Jack’s ’36 Ford
This article could start with an anecdote about how hot rods are the most genuine outlet for self-expression. We could set the scene, put us in a place and a time. Then, once things got moving, we could shift the focus to a much bigger concept—the scarcity of early Ford sheetmetal and the sacrilege of cutting up the ones that are left. Maybe we could throw in a quote about bravery, masculinity, or sticking it to the “man” by building the car how “you wanted.” Maybe there would be a hero with a name like Jim or Bill or Max. How about Jack. Yeah! Jack. OK well here it goes.
The year is 1964 and Jack is 21 years old. He’s a construction supervisor living in Hamburg, New York, and he wants to build a hot rod.

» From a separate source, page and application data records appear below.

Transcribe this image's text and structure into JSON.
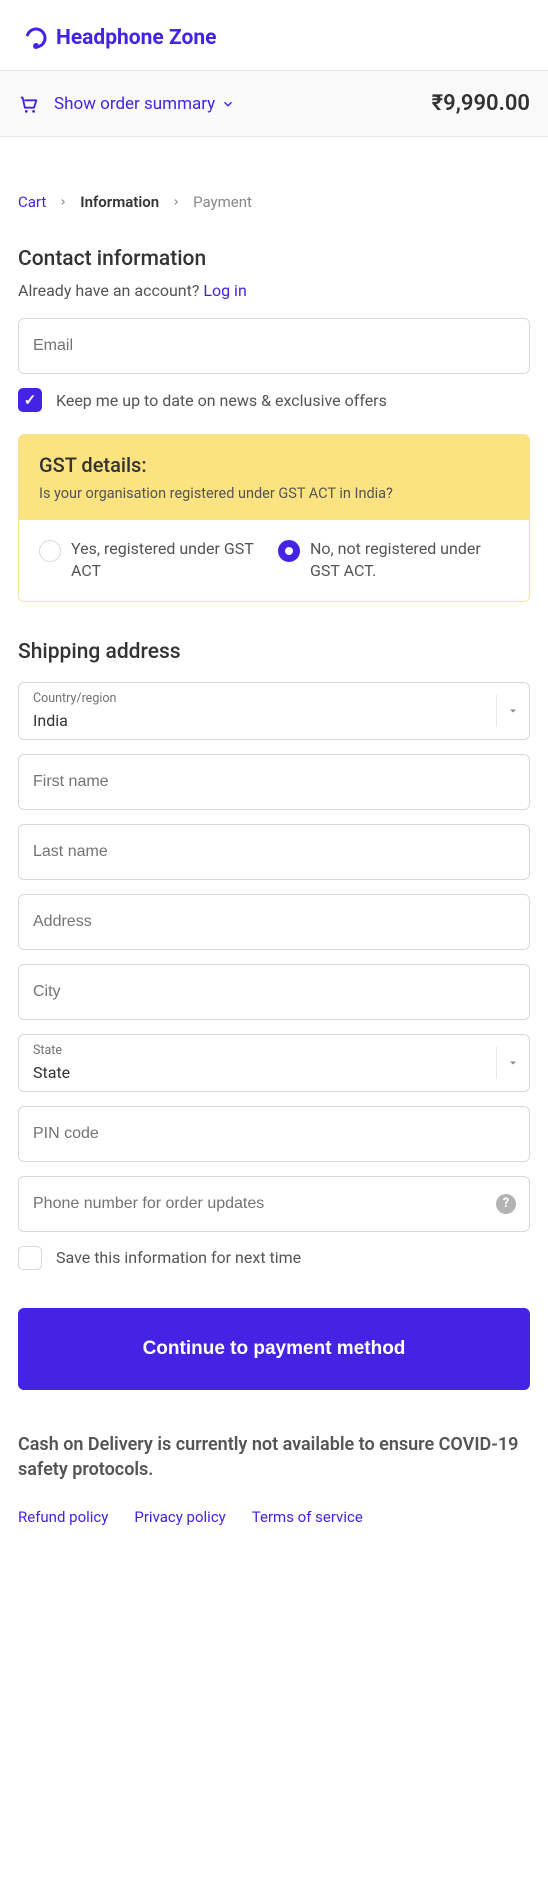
{
  "brand": "Headphone Zone",
  "summary": {
    "toggle_label": "Show order summary",
    "total": "₹9,990.00"
  },
  "breadcrumb": {
    "cart": "Cart",
    "information": "Information",
    "payment": "Payment"
  },
  "contact": {
    "title": "Contact information",
    "have_account": "Already have an account?",
    "login": "Log in",
    "email_placeholder": "Email",
    "opt_in": "Keep me up to date on news & exclusive offers"
  },
  "gst": {
    "title": "GST details:",
    "subtitle": "Is your organisation registered under GST ACT in India?",
    "opt_yes": "Yes, registered under GST ACT",
    "opt_no": "No, not registered under GST ACT."
  },
  "shipping": {
    "title": "Shipping address",
    "country_label": "Country/region",
    "country_value": "India",
    "first_name": "First name",
    "last_name": "Last name",
    "address": "Address",
    "city": "City",
    "state_label": "State",
    "state_value": "State",
    "pin": "PIN code",
    "phone": "Phone number for order updates",
    "save_info": "Save this information for next time"
  },
  "actions": {
    "continue": "Continue to payment method"
  },
  "notice": "Cash on Delivery is currently not available to ensure COVID-19 safety protocols.",
  "footer": {
    "refund": "Refund policy",
    "privacy": "Privacy policy",
    "terms": "Terms of service"
  }
}
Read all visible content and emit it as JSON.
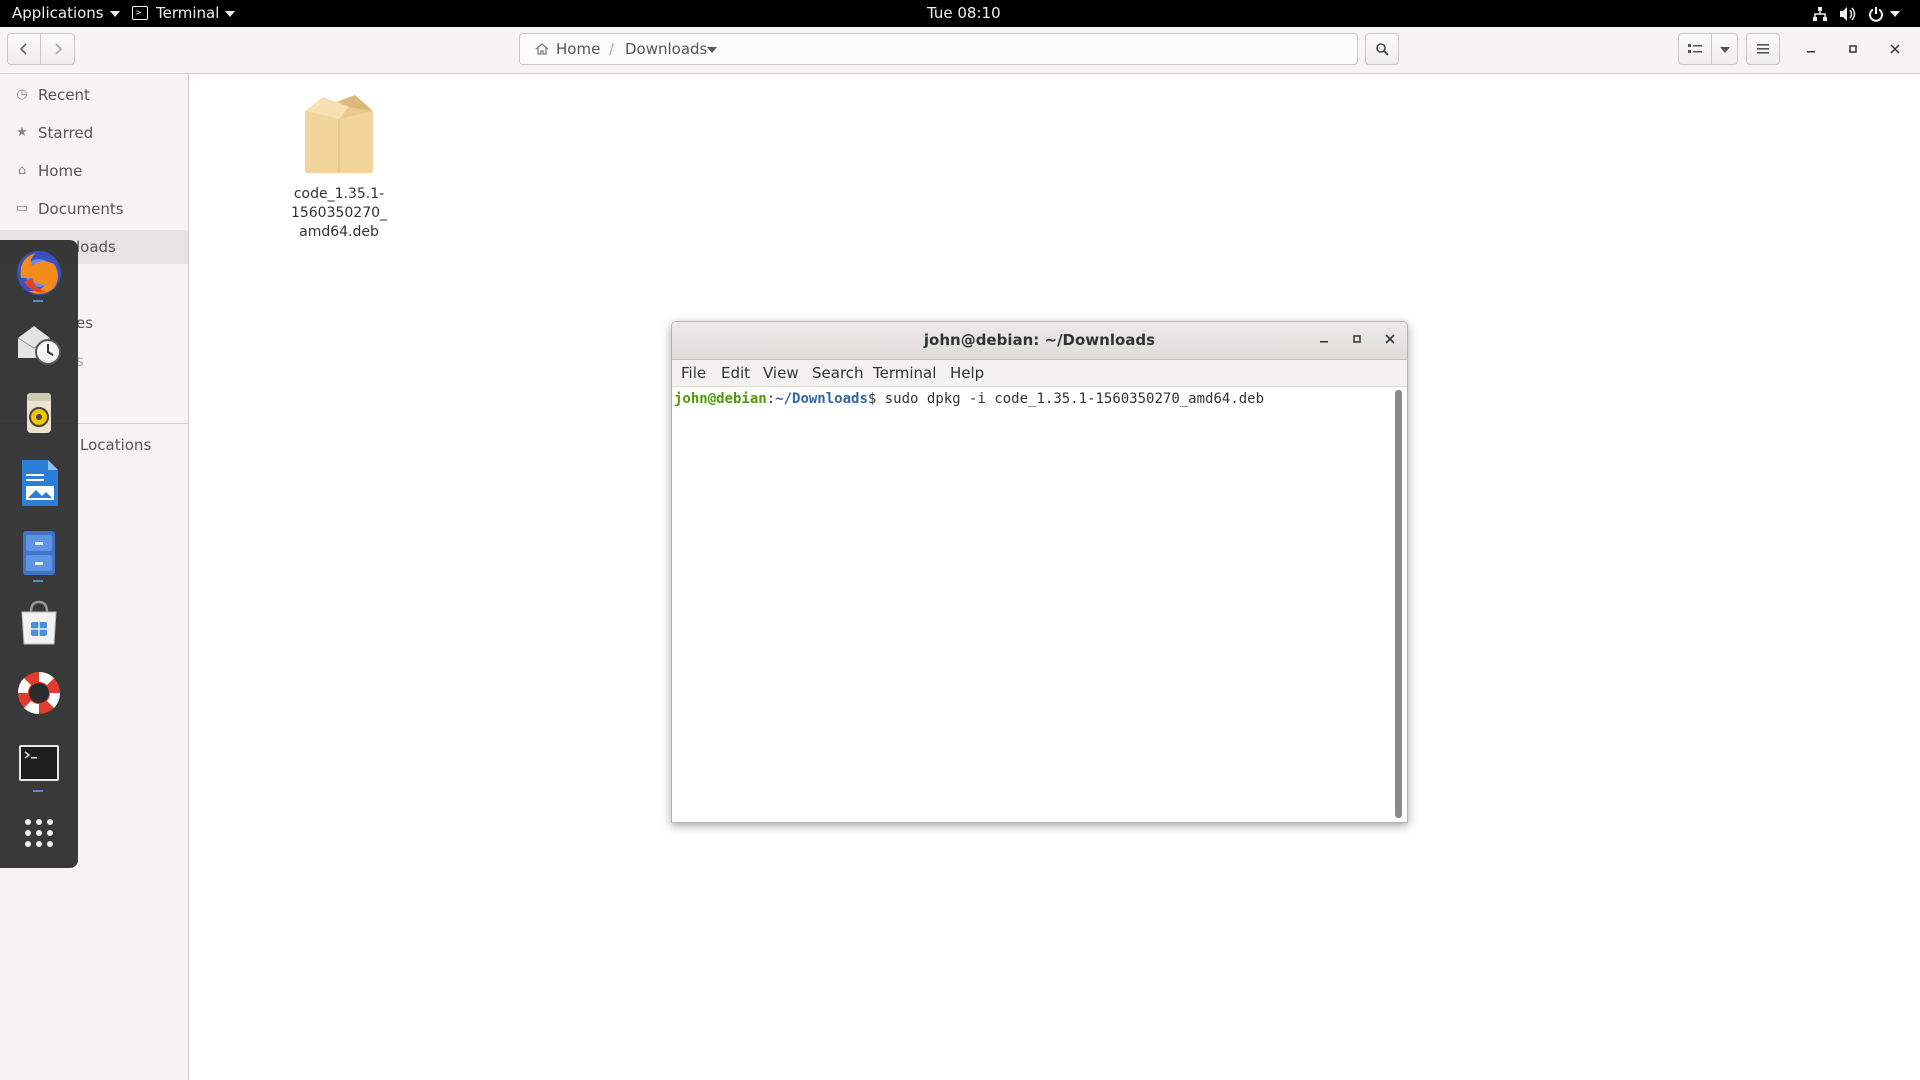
{
  "topbar": {
    "applications_label": "Applications",
    "terminal_label": "Terminal",
    "clock": "Tue 08:10"
  },
  "header": {
    "path_home": "Home",
    "path_separator": "/",
    "path_current": "Downloads"
  },
  "sidebar": {
    "items": [
      {
        "label": "Recent",
        "icon": "clock-icon"
      },
      {
        "label": "Starred",
        "icon": "star-icon"
      },
      {
        "label": "Home",
        "icon": "home-icon"
      },
      {
        "label": "Documents",
        "icon": "document-icon"
      },
      {
        "label": "loads",
        "icon": "download-icon"
      },
      {
        "label": "es",
        "icon": "folder-icon"
      },
      {
        "label": "s",
        "icon": "folder-icon"
      },
      {
        "label": "Locations",
        "icon": "plus-icon"
      }
    ]
  },
  "file": {
    "name": "code_1.35.1-1560350270_amd64.deb",
    "name_line1": "code_1.35.1-",
    "name_line2": "1560350270_",
    "name_line3": "amd64.deb",
    "icon": "package-icon"
  },
  "dock": {
    "apps": [
      "firefox-icon",
      "evolution-icon",
      "rhythmbox-icon",
      "writer-icon",
      "files-icon",
      "software-icon",
      "help-icon",
      "terminal-icon",
      "app-grid-icon"
    ]
  },
  "terminal": {
    "title": "john@debian: ~/Downloads",
    "menu": [
      "File",
      "Edit",
      "View",
      "Search",
      "Terminal",
      "Help"
    ],
    "prompt_user": "john@debian",
    "prompt_colon": ":",
    "prompt_path": "~/Downloads",
    "prompt_symbol": "$",
    "command": " sudo dpkg -i code_1.35.1-1560350270_amd64.deb"
  },
  "colors": {
    "prompt_user": "#4e9a06",
    "prompt_path": "#3465a4",
    "topbar_bg": "#000000",
    "dock_bg": "#282828"
  }
}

He manages to track down a ’36 Ford—a five-window coupe. Plenty of his friends are running around in little coupes and roadsters that have been channeled, some even chopped. A few guys he knew even built customs out of their ’36s, but that’s simply not for him. Instead, he wants to put together a competition machine.
So he does. Henry’s sheetmetal stays mostly stock, but he lifts the nose skyward with a custom-built tube axle bolted to a transversely mounted leaf spring. He ditches the front bumper and hood sides, while he makes sure there’s enough room for the steelies and piecrust slicks out back. A hood scoop and water-pipe bumper add a touch of hot rod flair and those ’58 Corvette taillights are a nod to the customizers.
Then there’s the driveline—a 345cid Oldsmobile equipped with the best of the best. Highlights include Hilborn injection, a Vertex Magneto, Racer Brown Cam and Jahns 11.5:1 pistons. The entire setup is linked to a B&M Hydro.
What about the interior? Blue and while rolls and pleats cover the door panels and the Corvette bucket seats too. The steering wheel is sourced from a Galaxie and the gauges are Stewart-Warner items.
So did Jack build his ’36 for show? For go? The answer is yes. By the time it landed its first magazine feature, it had earned a pair of trophies on the indoor circuit but had yet to be tested out on the 1,320.
It’s right about here where we could come to a conclusion, tying Jack Will’s metallic blue ’36 into the grand scheme of rodding. But not today. Instead, take a good long look at “The Shy One” and think about how wild it would have been to build and drive. Pretty crazy, isn’t it? I’m sure Jack wouldn’t have it any other way.
Photos by Eric Dahlquist, Car Craft, April 1964